I am no Dietrich Bonhoeffer, but this is my prayer for you this morning. I pray that you are challenged by the gospel in a new way, that you realize you face a real life crisis of decision every day. Do I travel with Jesus today or do I follow him? When we accept the call of Jesus to follow him we must come to terms with the reality that we are no longer in control of today or tomorrow. It is Jesus Christ who bids us to pick up our cross and die unto ourselves. The Christian life by way of following Jesus is not easy, but it is highly rewarding. Borrowing words from Elie Wiesel as he described a Museum in Tel Aviv, the Christian life of following Jesus is not about gimmicks, gadgets, tricks, special effects, and entertainment. (And The Sea Is Never Full) It is about living and suffering, dying and being raised with Jesus Christ to new life.
And Jesus said, Pick up your cross. Don’t travel with me. Follow me. I have a photograph in my study that I believe captures the spirit of our lesson this morning. Snapped at a nearby beach, the photograph shows my three year old grandson Keeler taking the hand of my two year old granddaughter Leila as he carefully leads her from the water’s edge. Keeler has a serious but gentle look on his face as he leads Leila with his right hand and points with his left.
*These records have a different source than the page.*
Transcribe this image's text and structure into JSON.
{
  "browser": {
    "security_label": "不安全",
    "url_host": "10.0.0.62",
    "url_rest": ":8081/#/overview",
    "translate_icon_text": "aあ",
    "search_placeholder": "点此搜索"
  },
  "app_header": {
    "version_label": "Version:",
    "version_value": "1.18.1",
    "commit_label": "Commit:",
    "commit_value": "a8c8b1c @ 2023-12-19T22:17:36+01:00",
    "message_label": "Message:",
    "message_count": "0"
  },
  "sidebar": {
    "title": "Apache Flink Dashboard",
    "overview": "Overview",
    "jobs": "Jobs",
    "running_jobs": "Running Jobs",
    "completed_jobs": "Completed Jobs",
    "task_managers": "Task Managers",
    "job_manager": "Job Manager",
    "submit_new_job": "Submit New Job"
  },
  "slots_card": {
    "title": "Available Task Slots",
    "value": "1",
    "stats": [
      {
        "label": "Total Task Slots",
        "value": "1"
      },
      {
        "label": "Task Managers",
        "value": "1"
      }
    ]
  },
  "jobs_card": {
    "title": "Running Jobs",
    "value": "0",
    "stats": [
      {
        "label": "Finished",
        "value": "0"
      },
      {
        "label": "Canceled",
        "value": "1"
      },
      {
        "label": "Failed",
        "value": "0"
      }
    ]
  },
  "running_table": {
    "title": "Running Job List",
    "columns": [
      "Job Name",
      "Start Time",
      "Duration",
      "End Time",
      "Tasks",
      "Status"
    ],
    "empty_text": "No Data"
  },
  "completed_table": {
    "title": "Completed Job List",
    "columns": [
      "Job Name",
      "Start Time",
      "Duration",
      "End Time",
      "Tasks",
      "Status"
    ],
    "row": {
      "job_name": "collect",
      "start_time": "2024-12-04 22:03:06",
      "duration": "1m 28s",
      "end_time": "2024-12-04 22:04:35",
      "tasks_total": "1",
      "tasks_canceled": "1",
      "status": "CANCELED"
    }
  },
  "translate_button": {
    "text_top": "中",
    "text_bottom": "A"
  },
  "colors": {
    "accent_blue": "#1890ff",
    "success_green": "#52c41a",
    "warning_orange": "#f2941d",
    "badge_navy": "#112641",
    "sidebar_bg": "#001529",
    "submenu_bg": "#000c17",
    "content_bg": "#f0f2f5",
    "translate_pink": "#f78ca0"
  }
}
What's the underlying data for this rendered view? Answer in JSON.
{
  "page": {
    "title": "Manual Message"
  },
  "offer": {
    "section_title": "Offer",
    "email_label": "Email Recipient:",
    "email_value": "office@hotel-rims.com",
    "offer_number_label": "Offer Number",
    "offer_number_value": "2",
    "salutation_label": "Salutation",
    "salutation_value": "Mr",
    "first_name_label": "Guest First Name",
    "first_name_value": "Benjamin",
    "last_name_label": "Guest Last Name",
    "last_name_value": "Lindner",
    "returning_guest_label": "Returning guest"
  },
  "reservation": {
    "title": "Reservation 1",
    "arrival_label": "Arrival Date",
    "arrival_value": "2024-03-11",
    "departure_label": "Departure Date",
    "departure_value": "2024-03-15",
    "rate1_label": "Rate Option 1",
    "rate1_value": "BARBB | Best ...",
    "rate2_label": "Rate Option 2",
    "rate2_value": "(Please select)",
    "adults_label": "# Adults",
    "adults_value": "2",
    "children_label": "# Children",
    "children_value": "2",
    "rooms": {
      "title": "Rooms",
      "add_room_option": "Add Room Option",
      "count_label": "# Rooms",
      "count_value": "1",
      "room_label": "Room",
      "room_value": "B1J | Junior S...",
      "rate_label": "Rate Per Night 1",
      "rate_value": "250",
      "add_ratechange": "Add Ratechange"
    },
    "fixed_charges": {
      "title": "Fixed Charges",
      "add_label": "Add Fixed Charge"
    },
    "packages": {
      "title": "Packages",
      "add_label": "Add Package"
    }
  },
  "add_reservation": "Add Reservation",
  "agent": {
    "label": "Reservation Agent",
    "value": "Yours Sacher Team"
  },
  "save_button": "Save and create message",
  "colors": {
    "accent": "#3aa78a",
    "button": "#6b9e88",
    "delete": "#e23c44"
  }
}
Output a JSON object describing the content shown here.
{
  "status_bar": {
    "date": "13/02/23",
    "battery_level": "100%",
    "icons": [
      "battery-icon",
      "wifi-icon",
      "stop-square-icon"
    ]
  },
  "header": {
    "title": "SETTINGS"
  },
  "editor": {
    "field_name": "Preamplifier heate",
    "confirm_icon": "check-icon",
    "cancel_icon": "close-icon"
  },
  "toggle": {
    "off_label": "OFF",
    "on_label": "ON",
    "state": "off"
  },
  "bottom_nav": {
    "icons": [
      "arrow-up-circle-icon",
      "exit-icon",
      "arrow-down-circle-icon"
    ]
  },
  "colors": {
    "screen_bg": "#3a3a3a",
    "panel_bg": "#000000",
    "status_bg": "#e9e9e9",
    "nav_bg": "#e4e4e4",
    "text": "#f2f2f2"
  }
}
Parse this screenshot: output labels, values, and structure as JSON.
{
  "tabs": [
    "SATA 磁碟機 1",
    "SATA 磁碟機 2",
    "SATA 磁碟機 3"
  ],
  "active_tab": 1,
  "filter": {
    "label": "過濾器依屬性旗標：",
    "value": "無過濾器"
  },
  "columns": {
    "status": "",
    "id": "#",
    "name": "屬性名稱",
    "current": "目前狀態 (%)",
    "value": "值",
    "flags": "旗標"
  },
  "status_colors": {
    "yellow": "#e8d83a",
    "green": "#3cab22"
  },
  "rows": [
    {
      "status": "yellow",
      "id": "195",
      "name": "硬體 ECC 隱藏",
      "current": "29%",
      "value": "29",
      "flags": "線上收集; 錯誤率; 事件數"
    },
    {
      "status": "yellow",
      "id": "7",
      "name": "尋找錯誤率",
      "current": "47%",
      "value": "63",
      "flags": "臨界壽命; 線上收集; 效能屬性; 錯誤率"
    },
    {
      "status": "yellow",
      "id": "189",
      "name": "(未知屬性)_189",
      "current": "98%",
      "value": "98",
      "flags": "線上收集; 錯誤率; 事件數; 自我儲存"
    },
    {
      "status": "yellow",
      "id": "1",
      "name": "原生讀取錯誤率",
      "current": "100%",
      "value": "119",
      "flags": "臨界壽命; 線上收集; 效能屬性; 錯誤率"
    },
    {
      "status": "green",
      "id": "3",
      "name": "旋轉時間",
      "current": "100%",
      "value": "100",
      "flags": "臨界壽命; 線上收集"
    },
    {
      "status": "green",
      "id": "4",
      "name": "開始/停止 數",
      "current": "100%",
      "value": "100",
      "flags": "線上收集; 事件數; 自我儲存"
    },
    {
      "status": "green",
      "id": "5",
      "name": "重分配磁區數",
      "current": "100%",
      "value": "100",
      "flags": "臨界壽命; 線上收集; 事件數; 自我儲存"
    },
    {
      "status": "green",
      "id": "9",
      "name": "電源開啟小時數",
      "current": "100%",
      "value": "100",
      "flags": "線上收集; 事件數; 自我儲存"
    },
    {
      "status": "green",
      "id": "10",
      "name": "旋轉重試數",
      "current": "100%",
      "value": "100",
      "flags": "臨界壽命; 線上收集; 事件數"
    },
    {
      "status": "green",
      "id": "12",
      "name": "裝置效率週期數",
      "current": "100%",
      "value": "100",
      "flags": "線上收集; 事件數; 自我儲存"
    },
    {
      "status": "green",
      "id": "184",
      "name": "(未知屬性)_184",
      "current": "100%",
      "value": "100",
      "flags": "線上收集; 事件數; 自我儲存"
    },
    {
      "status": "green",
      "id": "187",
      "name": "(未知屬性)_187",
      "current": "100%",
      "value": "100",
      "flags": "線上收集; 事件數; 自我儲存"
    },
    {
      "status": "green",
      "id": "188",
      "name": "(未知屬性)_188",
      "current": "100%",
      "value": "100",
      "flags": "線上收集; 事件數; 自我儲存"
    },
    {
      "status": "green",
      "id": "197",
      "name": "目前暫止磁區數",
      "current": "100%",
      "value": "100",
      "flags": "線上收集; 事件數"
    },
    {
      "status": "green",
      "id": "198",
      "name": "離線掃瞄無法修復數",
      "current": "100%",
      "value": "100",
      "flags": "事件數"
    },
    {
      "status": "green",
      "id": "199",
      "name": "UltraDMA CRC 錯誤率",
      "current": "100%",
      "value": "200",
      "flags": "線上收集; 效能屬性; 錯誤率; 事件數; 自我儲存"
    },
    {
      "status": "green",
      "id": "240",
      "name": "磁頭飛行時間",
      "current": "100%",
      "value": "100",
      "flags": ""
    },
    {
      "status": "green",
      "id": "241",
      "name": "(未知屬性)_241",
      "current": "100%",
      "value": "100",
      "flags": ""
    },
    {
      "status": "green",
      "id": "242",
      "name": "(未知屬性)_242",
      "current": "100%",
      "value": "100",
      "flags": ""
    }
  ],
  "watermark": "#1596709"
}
Leila is looking down, concentrating on the path before her, yielding to the guidance of her cousin.
I suppose there are different ways of looking at the photograph and interpreting the body language and the gestures, but what I see is the grace of trust. Leila trusts Keeler. She is not resisting his grasp or trying to walk in a different direction. Instead, Leila is simply following Keeler as he leads her to a waiting mother and father.
And Jesus said, Trust me. Follow me. As current events and everyday problems swirl around us, we are called to accept the authority of Jesus, yield to his leadership and guidance, conform to his way of living, and imitate his life and his suffering, his death and resurrection. And Jesus said, Pick up your cross and follow me. May the Lord be with you. Amen.